Without any reasoned or precedential authority providing that the dismissal provision of 28 U.S.C. § 1915(e)(2)(B)(ii) applies in nonprisoner cases, this Court lacks a sound legal basis for dismissal on those grounds and declines to adopt such an interpretation of Section 1915(e). A district court cannot sua sponte dismiss a case for failure to state a claim before responsive pleadings have been filed unless permitted under the PLRA, precisely because doing so transforms the district court's role as a neutral decisionmaker into the role of an advocate for the defendant. Porter , 99 F.3d at 274. Here, interpreting Section 1915(e)(2)(B)(ii) to permit the dismissal of Johnson's case for failure to state a claim would place this Court in the role of an advocate for Defendants based solely on Johnson's attempt to proceed in forma pauperis . This Court does not understand the governing legal authority to permit sua sponte dismissal of a plaintiff's case before responsive pleadings have been filed based solely on the plaintiff's indigence. Therefore, the Court declines to do so here.
Based on the foregoing analysis and all the files, records and proceedings herein, IT IS HEREBY ORDERED :
1. The magistrate judge's March 18, 2016 Report and Recommendation, (Dkt. 3), is REJECTED .

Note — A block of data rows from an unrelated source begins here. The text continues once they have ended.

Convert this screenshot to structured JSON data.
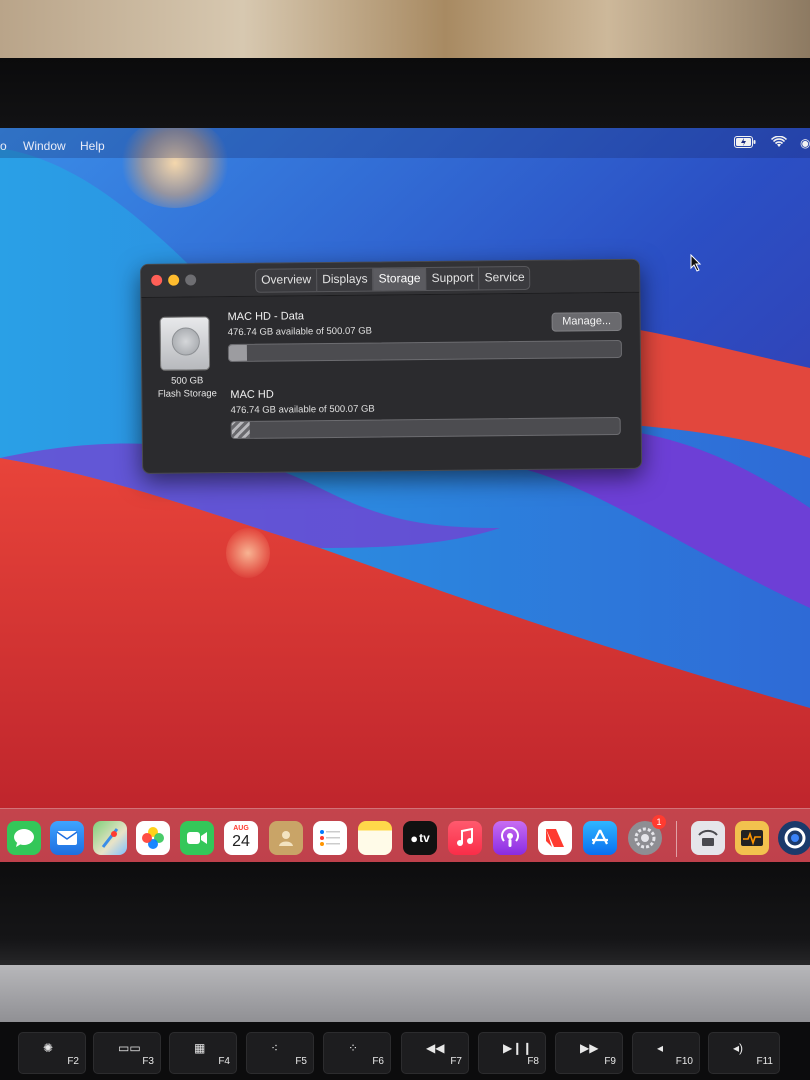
{
  "menubar": {
    "items": [
      "o",
      "Window",
      "Help"
    ]
  },
  "window": {
    "tabs": [
      {
        "label": "Overview",
        "selected": false
      },
      {
        "label": "Displays",
        "selected": false
      },
      {
        "label": "Storage",
        "selected": true
      },
      {
        "label": "Support",
        "selected": false
      },
      {
        "label": "Service",
        "selected": false
      }
    ],
    "drive": {
      "capacity": "500 GB",
      "type": "Flash Storage"
    },
    "manage_label": "Manage...",
    "volumes": [
      {
        "name": "MAC HD - Data",
        "available": "476.74 GB available of 500.07 GB",
        "used_fraction": 0.047
      },
      {
        "name": "MAC HD",
        "available": "476.74 GB available of 500.07 GB",
        "used_fraction": 0.047
      }
    ]
  },
  "dock": {
    "calendar_month": "AUG",
    "calendar_day": "24",
    "appletv_label": "tv",
    "system_prefs_badge": "1",
    "icons": [
      "messages-icon",
      "mail-icon",
      "maps-icon",
      "photos-icon",
      "facetime-icon",
      "calendar-icon",
      "contacts-icon",
      "reminders-icon",
      "notes-icon",
      "apple-tv-icon",
      "music-icon",
      "podcasts-icon",
      "news-icon",
      "app-store-icon",
      "system-preferences-icon",
      "network-utility-icon",
      "activity-monitor-icon",
      "cinema4d-icon"
    ]
  },
  "keyboard": {
    "keys": [
      "F2",
      "F3",
      "F4",
      "F5",
      "F6",
      "F7",
      "F8",
      "F9",
      "F10",
      "F11"
    ]
  },
  "colors": {
    "close": "#ff5f57",
    "minimize": "#febc2e",
    "zoom_inactive": "#6e6e72",
    "window_bg": "#2b2b2e"
  }
}
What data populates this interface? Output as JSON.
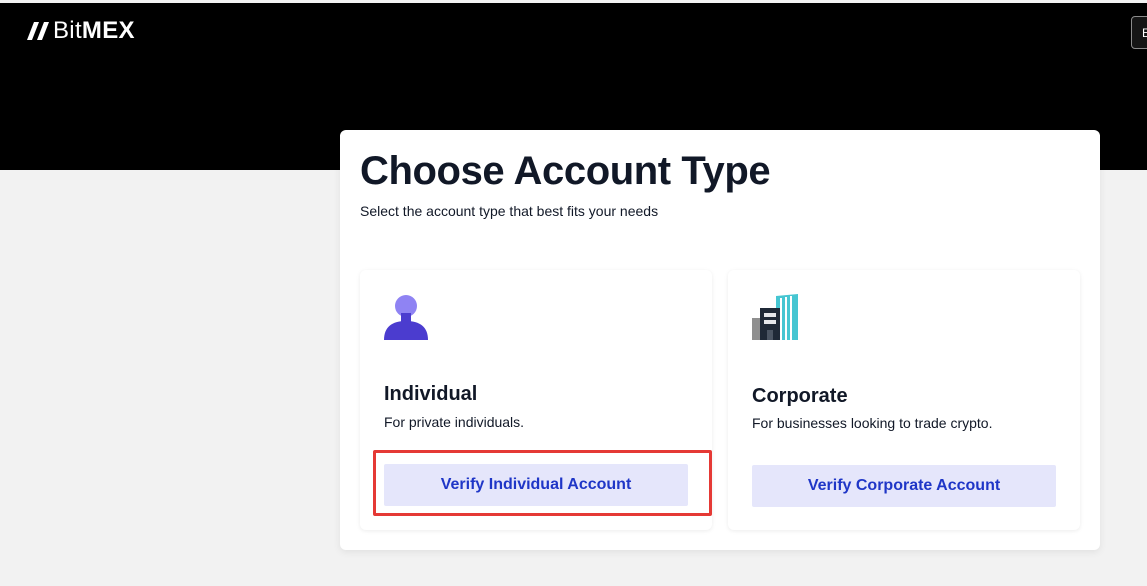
{
  "header": {
    "logo_bit": "Bit",
    "logo_mex": "MEX",
    "logo_icon": "bitmex-logo-icon",
    "button_label": "E"
  },
  "main": {
    "title": "Choose Account Type",
    "subtitle": "Select the account type that best fits your needs"
  },
  "options": [
    {
      "icon": "person-icon",
      "title": "Individual",
      "description": "For private individuals.",
      "button_label": "Verify Individual Account"
    },
    {
      "icon": "building-icon",
      "title": "Corporate",
      "description": "For businesses looking to trade crypto.",
      "button_label": "Verify Corporate Account"
    }
  ],
  "colors": {
    "header_background": "#000000",
    "page_background": "#f2f2f2",
    "button_background": "#e5e6fb",
    "button_text": "#1f36c7",
    "highlight_border": "#e53935",
    "person_icon_head": "#8f83f3",
    "person_icon_body": "#4b3ccf",
    "building_icon_teal": "#46c6d2"
  }
}
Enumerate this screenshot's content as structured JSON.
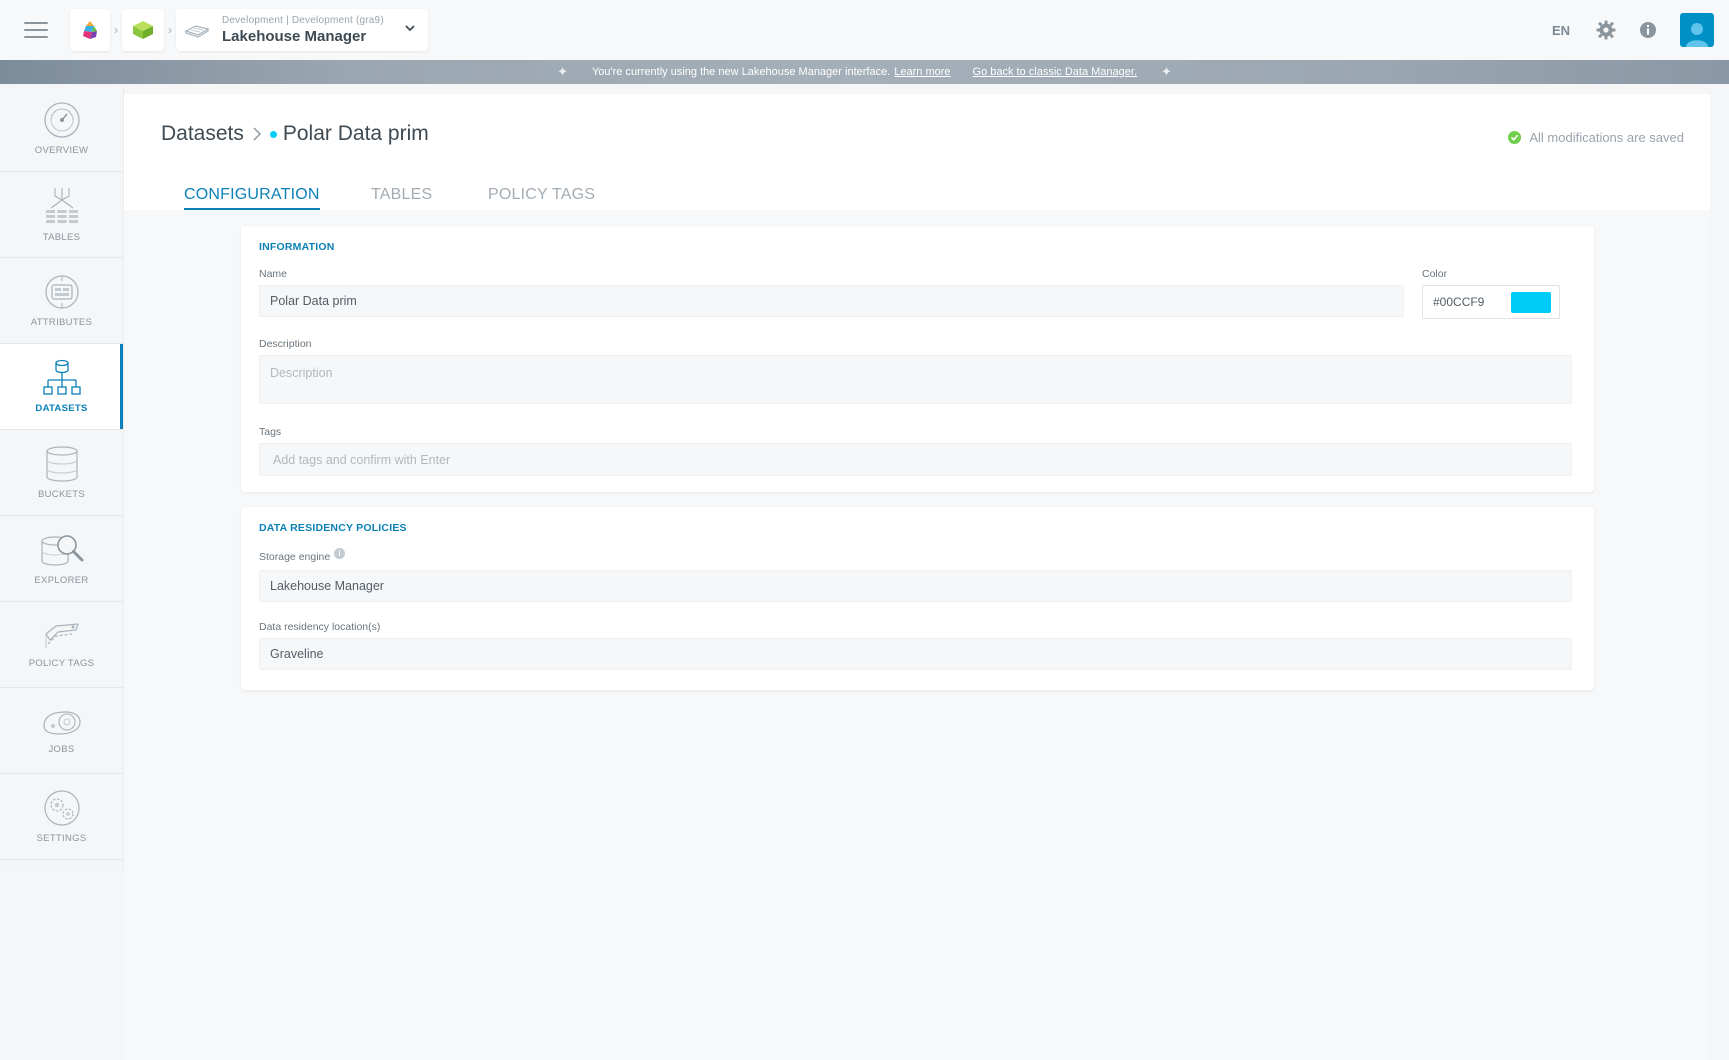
{
  "topbar": {
    "breadcrumb_subtitle": "Development | Development (gra9)",
    "breadcrumb_title": "Lakehouse Manager",
    "language": "EN"
  },
  "banner": {
    "message": "You're currently using the new Lakehouse Manager interface.",
    "learn_more": "Learn more",
    "classic_link": "Go back to classic Data Manager."
  },
  "sidebar": {
    "items": [
      {
        "label": "OVERVIEW",
        "icon": "overview-icon",
        "active": false
      },
      {
        "label": "TABLES",
        "icon": "tables-icon",
        "active": false
      },
      {
        "label": "ATTRIBUTES",
        "icon": "attributes-icon",
        "active": false
      },
      {
        "label": "DATASETS",
        "icon": "datasets-icon",
        "active": true
      },
      {
        "label": "BUCKETS",
        "icon": "buckets-icon",
        "active": false
      },
      {
        "label": "EXPLORER",
        "icon": "explorer-icon",
        "active": false
      },
      {
        "label": "POLICY TAGS",
        "icon": "policy-tags-icon",
        "active": false
      },
      {
        "label": "JOBS",
        "icon": "jobs-icon",
        "active": false
      },
      {
        "label": "SETTINGS",
        "icon": "settings-icon",
        "active": false
      }
    ]
  },
  "page": {
    "breadcrumb_root": "Datasets",
    "dataset_name": "Polar Data prim",
    "save_status": "All modifications are saved"
  },
  "tabs": [
    {
      "label": "CONFIGURATION",
      "active": true
    },
    {
      "label": "TABLES",
      "active": false
    },
    {
      "label": "POLICY TAGS",
      "active": false
    }
  ],
  "information": {
    "title": "INFORMATION",
    "name_label": "Name",
    "name_value": "Polar Data prim",
    "color_label": "Color",
    "color_value": "#00CCF9",
    "description_label": "Description",
    "description_placeholder": "Description",
    "tags_label": "Tags",
    "tags_placeholder": "Add tags and confirm with Enter"
  },
  "residency": {
    "title": "DATA RESIDENCY POLICIES",
    "storage_label": "Storage engine",
    "storage_value": "Lakehouse Manager",
    "location_label": "Data residency location(s)",
    "location_value": "Graveline"
  },
  "colors": {
    "accent": "#0c81b8",
    "dataset": "#00ccf9",
    "saved": "#6fcf4a"
  }
}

2. This matter is REMANDED to the magistrate judge for consideration of the merits of Johnson's application to proceed in forma pauperis , (Dkt. 2).